The Great Barrier Reef is one of the natural wonders of the world, a vast coral reef of striking beauty that is rich in marine life. Yet this World Heritage Site is under pressure from climate change, poor water quality and fishing among other threats.
To help restore the marine habitat Queensland University of Technology (QUT) has revealed a world first, an undersea robot called LarvalBot that has dispersed microscopic baby corals (coral larvae) throughout the reef.
The little techno helper was developed by a team headed by QUT’s Professor Matthew Dunbabin and Southern Cross University’s Professor Peter Harrison. It won the Great Barrier Reef Foundation’s $300,000 Out of the Blue Box Reef Innovation Challenge and is a small-scale pilot project that could lead to a more ambitious exercise.

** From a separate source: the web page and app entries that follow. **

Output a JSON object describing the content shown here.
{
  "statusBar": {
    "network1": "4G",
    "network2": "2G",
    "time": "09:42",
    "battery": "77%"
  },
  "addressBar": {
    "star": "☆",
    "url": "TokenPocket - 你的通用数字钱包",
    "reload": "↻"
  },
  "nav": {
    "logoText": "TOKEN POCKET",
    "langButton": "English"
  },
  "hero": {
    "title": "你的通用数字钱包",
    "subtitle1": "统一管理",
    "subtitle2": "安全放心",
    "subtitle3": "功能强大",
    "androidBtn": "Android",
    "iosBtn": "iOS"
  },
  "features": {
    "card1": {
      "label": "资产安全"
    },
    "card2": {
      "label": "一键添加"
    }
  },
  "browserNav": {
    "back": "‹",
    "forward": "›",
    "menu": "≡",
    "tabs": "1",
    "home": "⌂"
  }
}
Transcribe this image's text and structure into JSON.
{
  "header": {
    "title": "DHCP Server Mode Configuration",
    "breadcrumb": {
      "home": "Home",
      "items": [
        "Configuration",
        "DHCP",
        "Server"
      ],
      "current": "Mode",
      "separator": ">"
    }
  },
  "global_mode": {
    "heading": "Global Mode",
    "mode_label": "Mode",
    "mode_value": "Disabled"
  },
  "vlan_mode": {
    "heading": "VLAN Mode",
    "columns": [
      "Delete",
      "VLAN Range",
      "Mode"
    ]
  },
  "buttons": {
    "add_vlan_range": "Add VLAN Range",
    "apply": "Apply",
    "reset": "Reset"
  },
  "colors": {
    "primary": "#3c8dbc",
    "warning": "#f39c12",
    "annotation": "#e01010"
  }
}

“With further research and refinement, this technique has enormous potential to operate across large areas of reef and multiple sites in a way that hasn’t previously been possible, said Professor Peter Harrison from Southern Cross University.
“We’ll be closely monitoring the progress of settled baby corals over coming months and working to refine both the technology and the technique to scale up further in 2019.”
Currently, LarvalBot can carry 100,000 coral larvae per mission but may soon be able to carry millions more. After the larvae is released it settles onto damaged parts of the reef and over time will develop into new coral polyps or baby corals.
For more information on larval release at the Great Barrier Reef check out the website of the Coral Larval Restoration project.